• **Collected data entries**:
-=-=-

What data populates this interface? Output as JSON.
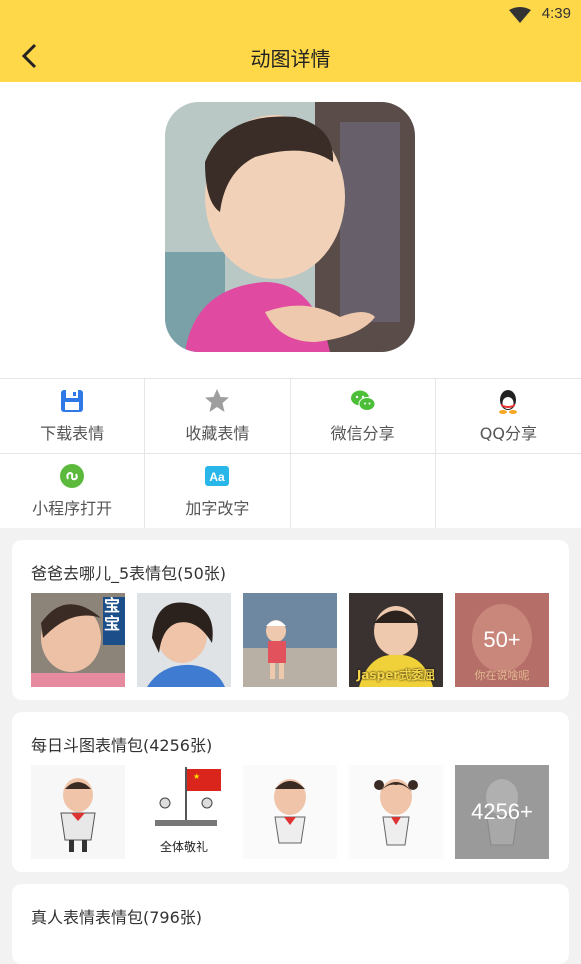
{
  "status_bar": {
    "time": "4:39"
  },
  "header": {
    "title": "动图详情"
  },
  "actions": [
    {
      "label": "下载表情",
      "icon": "save-icon"
    },
    {
      "label": "收藏表情",
      "icon": "star-icon"
    },
    {
      "label": "微信分享",
      "icon": "wechat-icon"
    },
    {
      "label": "QQ分享",
      "icon": "qq-icon"
    },
    {
      "label": "小程序打开",
      "icon": "mini-program-icon"
    },
    {
      "label": "加字改字",
      "icon": "text-edit-icon"
    }
  ],
  "packs": [
    {
      "title": "爸爸去哪儿_5表情包(50张)",
      "more": "50+",
      "thumb_captions": [
        "宝宝",
        "",
        "",
        "Jasper式委屈",
        "你在说啥呢"
      ]
    },
    {
      "title": "每日斗图表情包(4256张)",
      "more": "4256+",
      "thumb_captions": [
        "",
        "全体敬礼",
        "",
        "",
        ""
      ]
    },
    {
      "title": "真人表情表情包(796张)"
    }
  ],
  "colors": {
    "accent": "#ffd84a",
    "background": "#f2f2f2",
    "card": "#ffffff"
  }
}
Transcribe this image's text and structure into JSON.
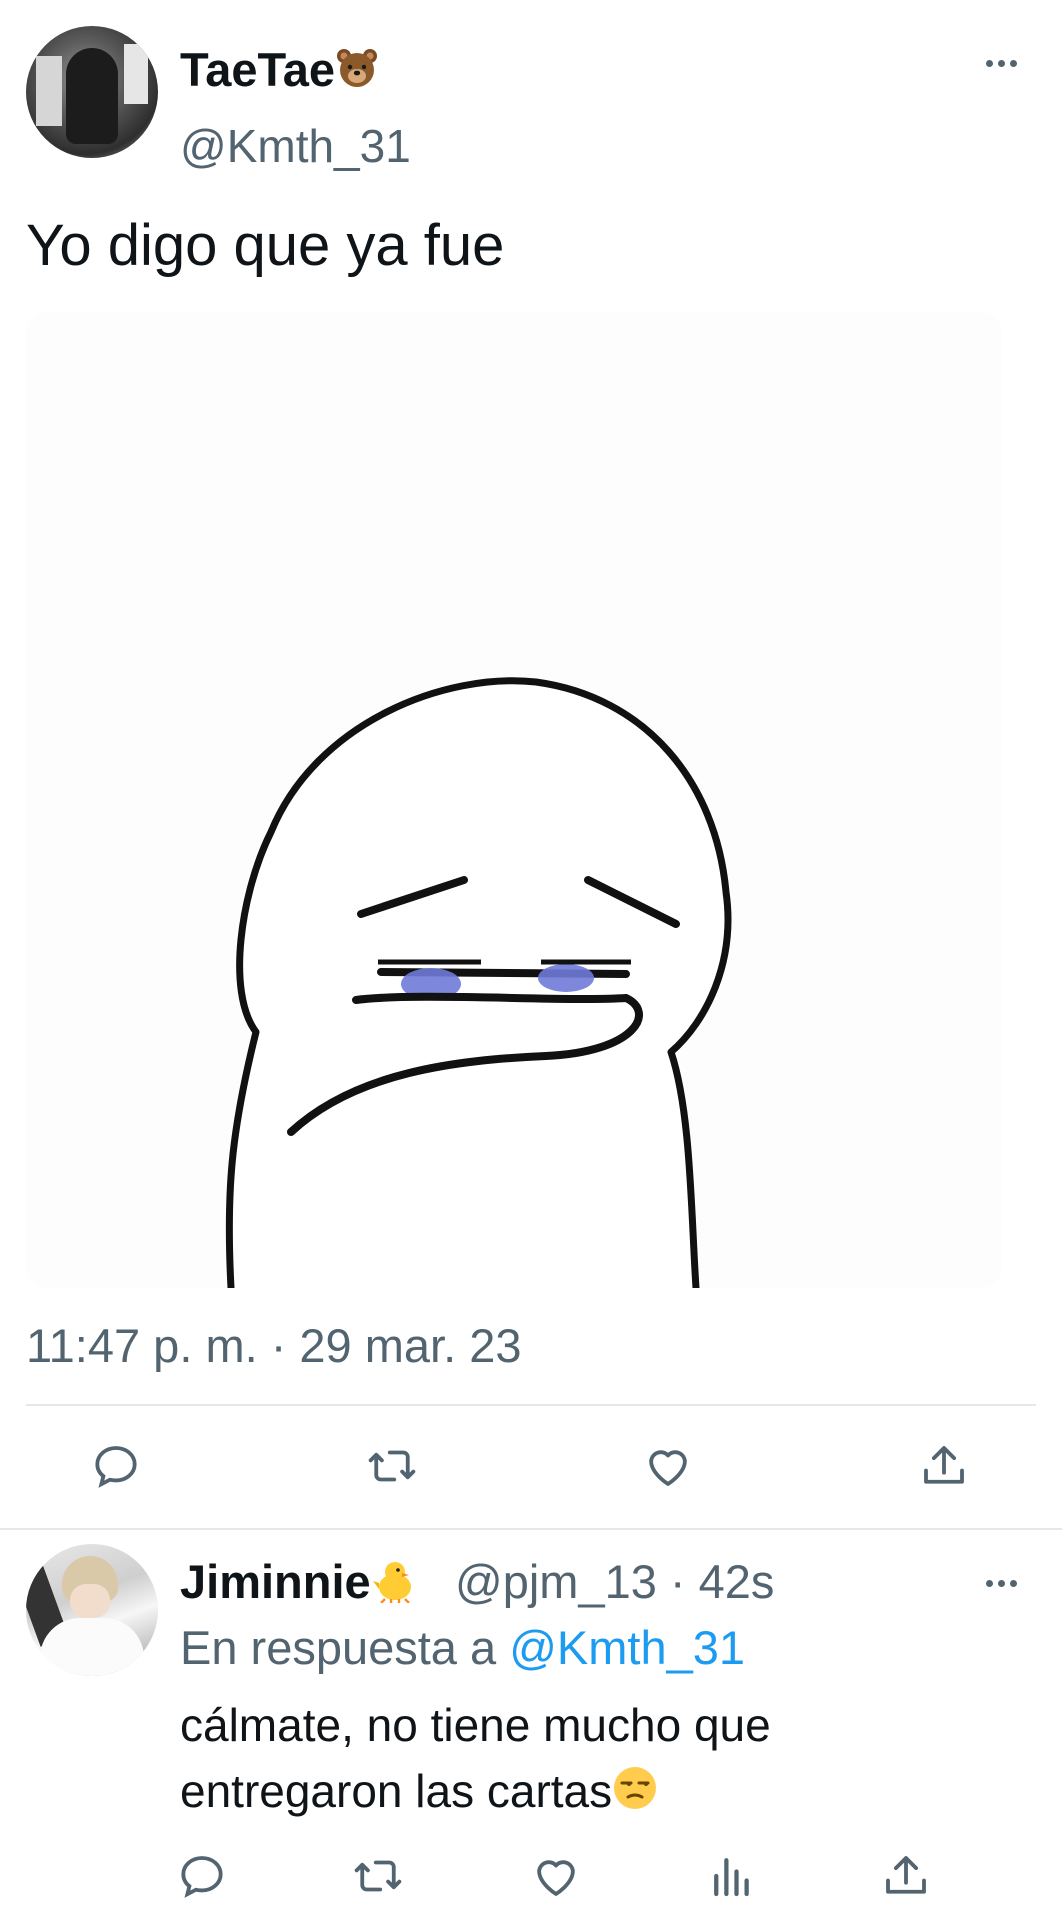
{
  "tweet": {
    "author": {
      "display_name": "TaeTae",
      "name_emoji": "bear-face-emoji",
      "handle": "@Kmth_31"
    },
    "text": "Yo digo que ya fue",
    "media": {
      "description_icon": "crying-meme-character"
    },
    "timestamp": "11:47 p. m. · 29 mar. 23",
    "actions": [
      "reply-icon",
      "retweet-icon",
      "like-icon",
      "share-icon"
    ]
  },
  "reply": {
    "author": {
      "display_name": "Jiminnie",
      "name_emoji": "baby-chick-emoji",
      "handle": "@pjm_13",
      "age": "42s",
      "meta": "@pjm_13 · 42s"
    },
    "context_prefix": "En respuesta a",
    "context_mention": "@Kmth_31",
    "text_line1": "cálmate, no tiene mucho que",
    "text_line2": "entregaron las cartas",
    "text_emoji": "unamused-face-emoji",
    "actions": [
      "reply-icon",
      "retweet-icon",
      "like-icon",
      "views-icon",
      "share-icon"
    ]
  },
  "colors": {
    "text": "#0f1419",
    "secondary": "#536471",
    "link": "#1d9bf0",
    "divider": "#e3e8ec"
  }
}
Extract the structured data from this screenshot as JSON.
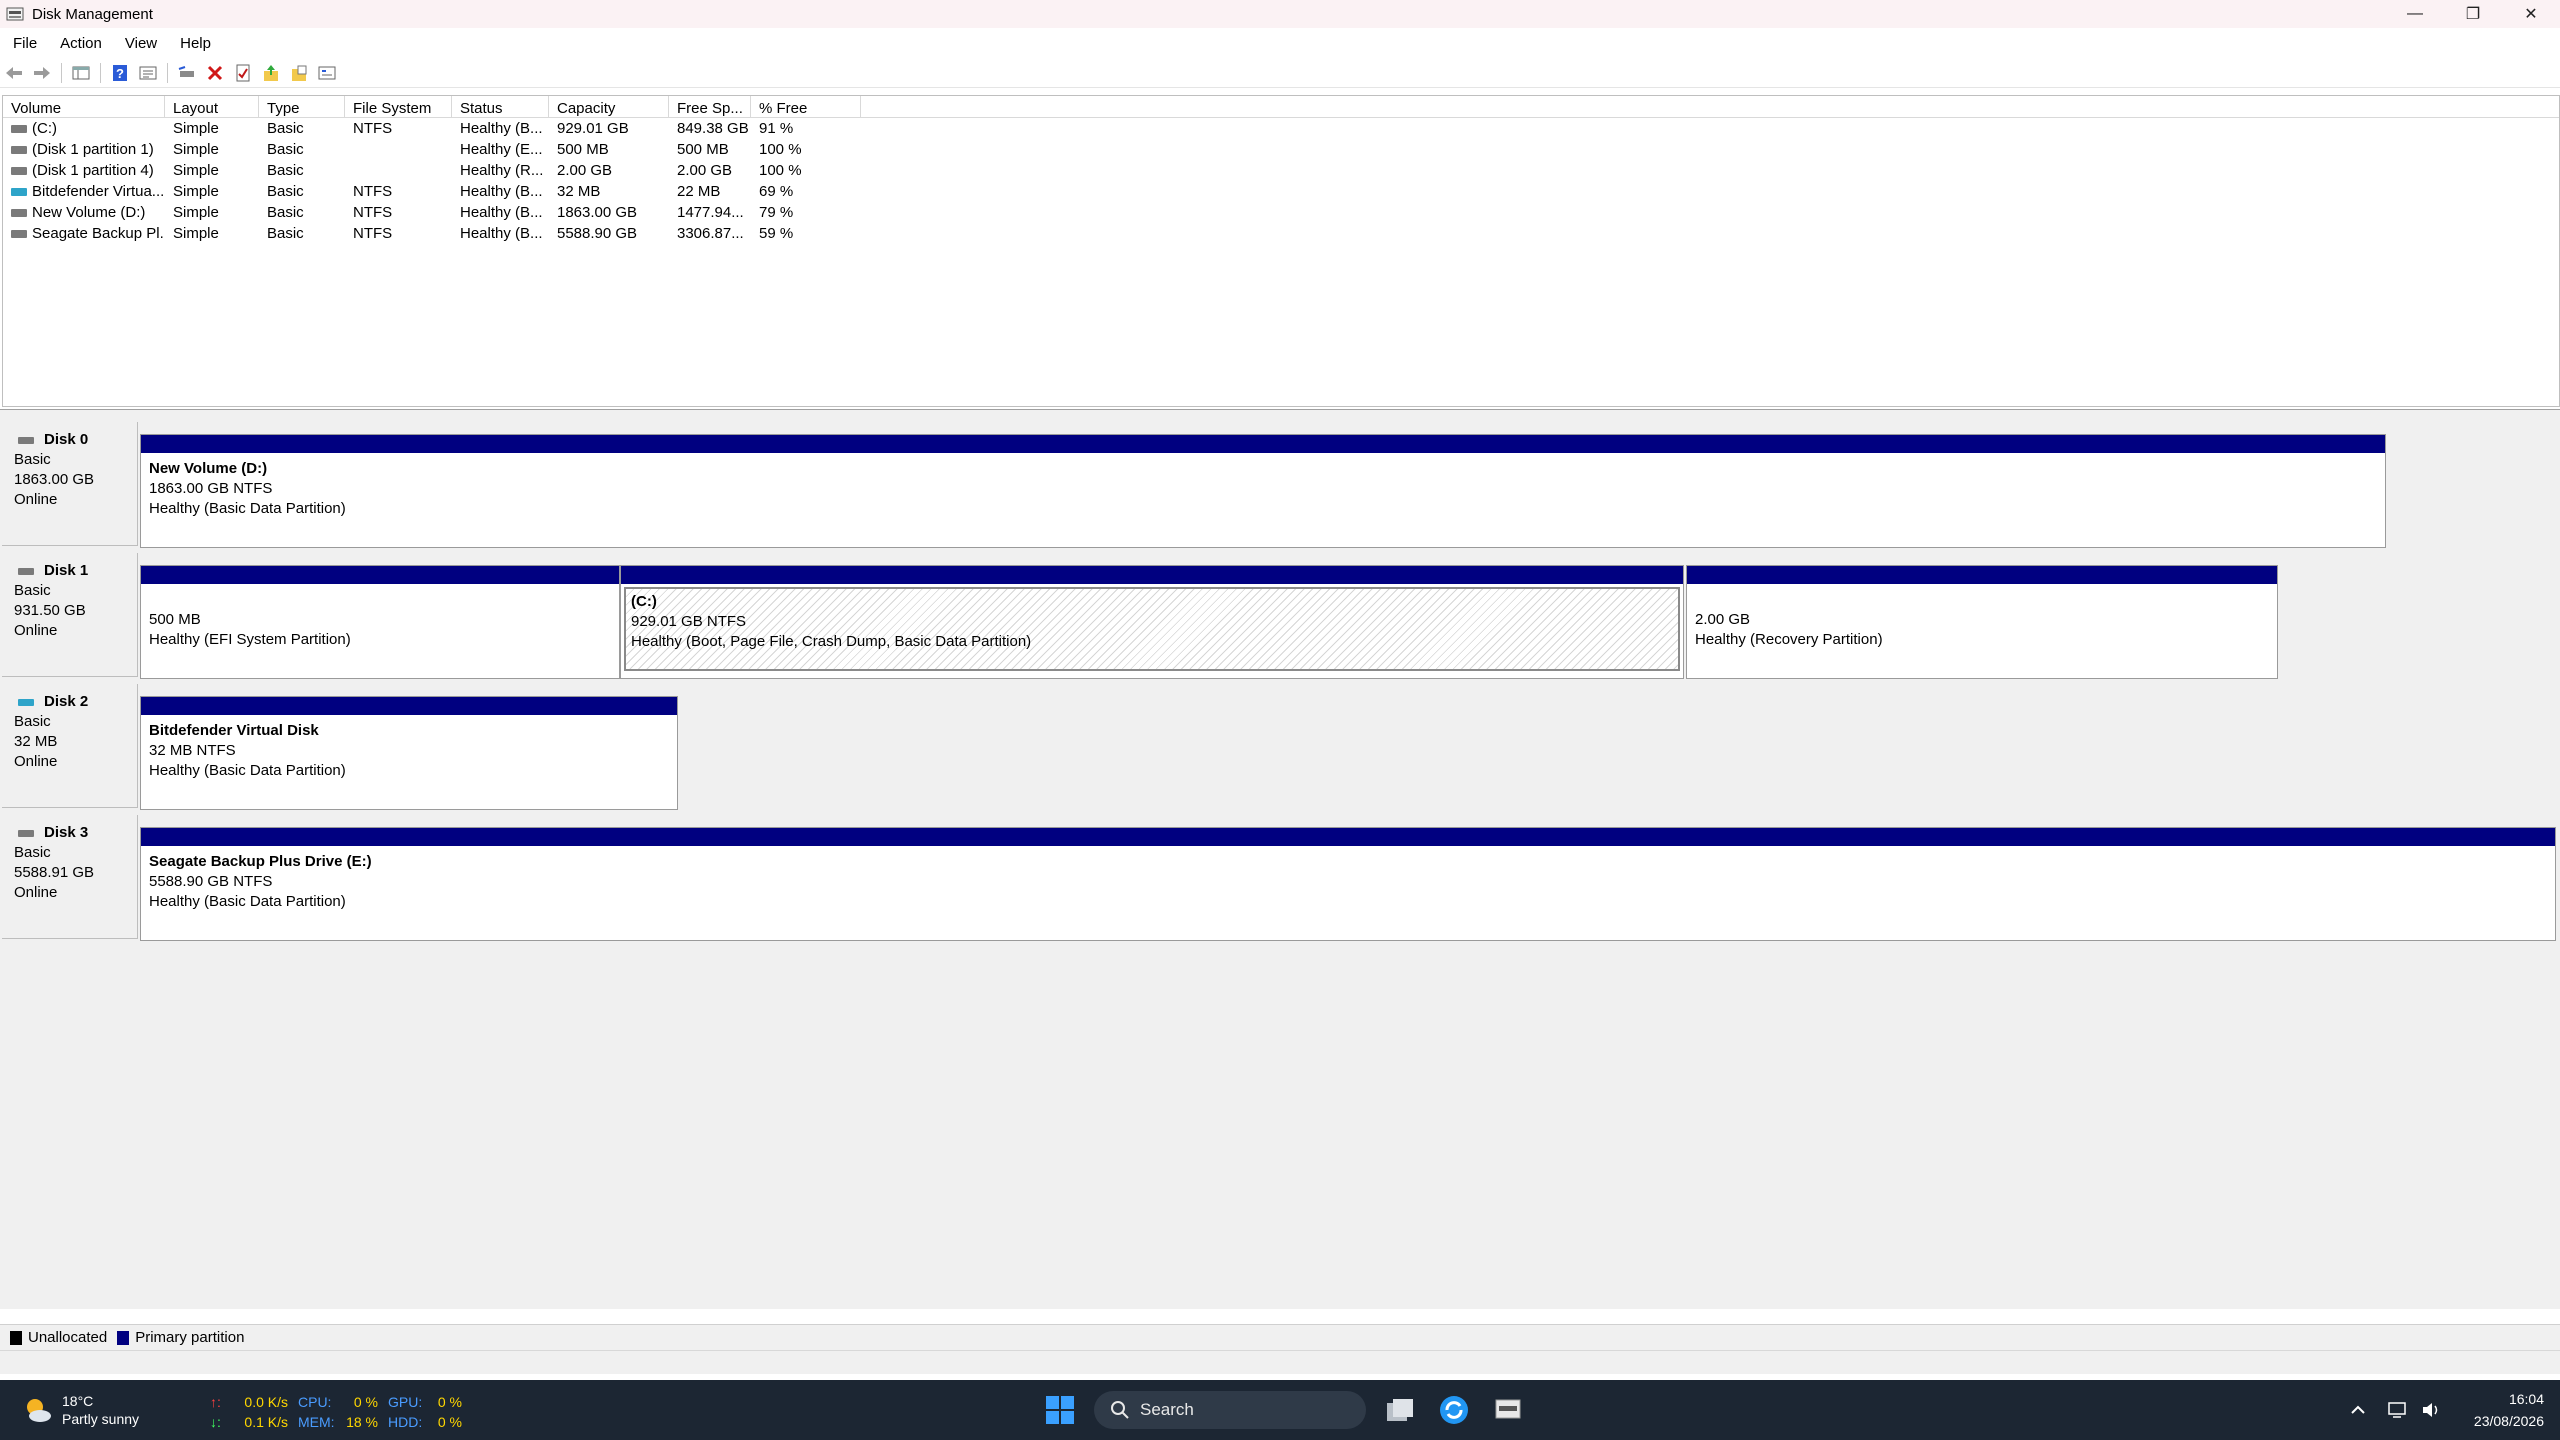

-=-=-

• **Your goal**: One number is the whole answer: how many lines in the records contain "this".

• **Task solution**: 3